>and a pre-printed ballot, and that'll probably be a bit more effective than
>if you gave people a ride and told them how to vote).

I think there is some confusion here (which I think Arthur may have
already clarified) between pre-printed ballot /stock/ and pre-printed
(or pre-marked) /ballots/. Pre-printed ballot stock refers to paper,
index, or card stock that the Election Official had ordered and sent to
the printers weeks before the election so that it would be available at
the polls on election day (and even earlier for absentee and early
voters). Once printed, it is tightly controlled. (Your optical scan
ballots, your hand-counted paper ballots, your DataVote punch cards,
even your PollStar and Votamatic punch cards are all pre-printed ballot
stock, because they all have at least the date of the election printed
on them.)

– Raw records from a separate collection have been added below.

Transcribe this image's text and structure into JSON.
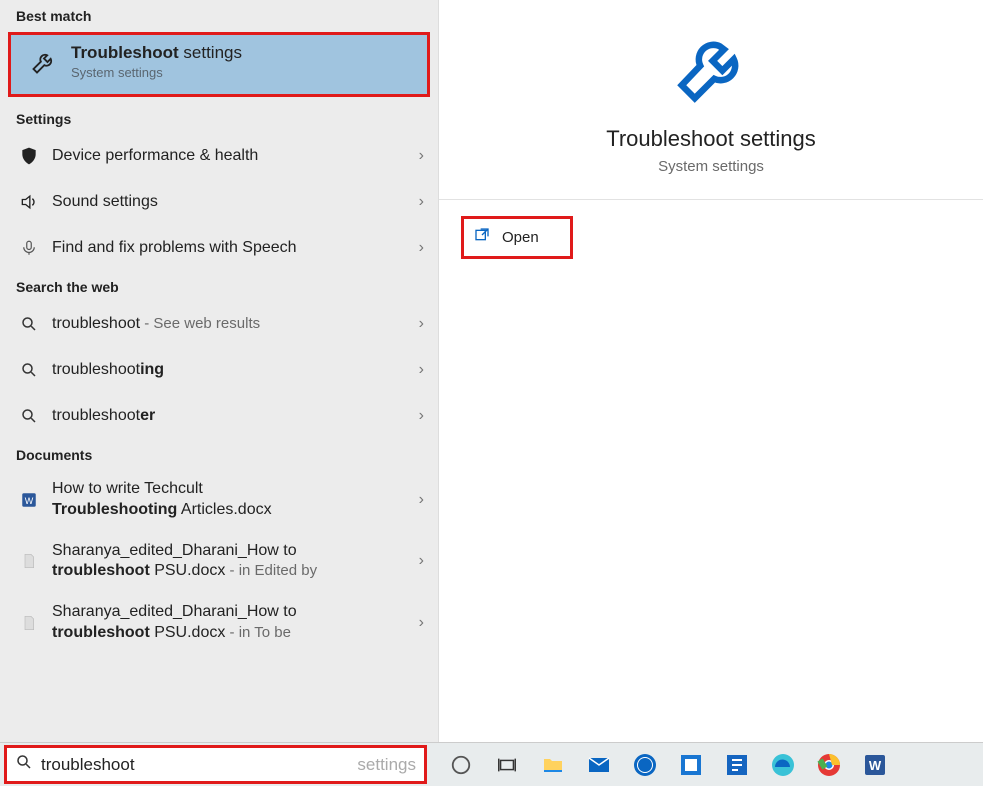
{
  "sections": {
    "best_match": "Best match",
    "settings": "Settings",
    "search_web": "Search the web",
    "documents": "Documents"
  },
  "best_match": {
    "title_prefix": "Troubleshoot",
    "title_rest": " settings",
    "subtitle": "System settings"
  },
  "settings_items": [
    {
      "label": "Device performance & health"
    },
    {
      "label": "Sound settings"
    },
    {
      "label": "Find and fix problems with Speech"
    }
  ],
  "web_items": [
    {
      "prefix": "troubleshoot",
      "rest": "",
      "tail": " - See web results"
    },
    {
      "prefix": "troubleshoot",
      "rest": "ing",
      "tail": ""
    },
    {
      "prefix": "troubleshoot",
      "rest": "er",
      "tail": ""
    }
  ],
  "doc_items": [
    {
      "line1": "How to write Techcult",
      "line2_prefix": "Troubleshooting",
      "line2_rest": " Articles.docx",
      "tail": ""
    },
    {
      "line1": "Sharanya_edited_Dharani_How to",
      "line2_prefix": "troubleshoot",
      "line2_rest": " PSU.docx",
      "tail": " - in Edited by"
    },
    {
      "line1": "Sharanya_edited_Dharani_How to",
      "line2_prefix": "troubleshoot",
      "line2_rest": " PSU.docx",
      "tail": " - in To be"
    }
  ],
  "detail": {
    "title": "Troubleshoot settings",
    "subtitle": "System settings",
    "open": "Open"
  },
  "search": {
    "value": "troubleshoot",
    "placeholder": "settings"
  },
  "colors": {
    "accent": "#0a66c2",
    "highlight_bg": "#a0c4df",
    "annotation_red": "#e01a1a"
  }
}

Pre-marked ballots (that is, ballots that the voter brings to the
polling place already filled out) are probably illegal in most
jurisdictions. (This term does not apply to an absentee ballot that
the voter filled out prior to election day and then turns in at the
polls.) I'm not going to recapitulate the whole history what used to
be called the Australian ballot; suffice it to say that there are very
good reasons for wanting ballots to be cast using a government-
controlled paper supply and not allowing any random person to print up
their own ballots. (You can search the net for "Australian ballot" if
you like. Or just go to
<> and search for
Australian) I'd also suggest that reopening this particular debate is
orthogonal to OVC's mission. If a jurisdiction allows people to bring
in their own ballots, they probably count them by hand anyway, as they
did in the pre-Australian ballot days.

= The content of this message, with the exception of any external
= quotations under fair use, are released to the Public Domain
Received on Mon May 31 23:17:52 2004

This archive was generated by hypermail 2.1.8 : Mon May 31 2004 - 23:18:16 CDT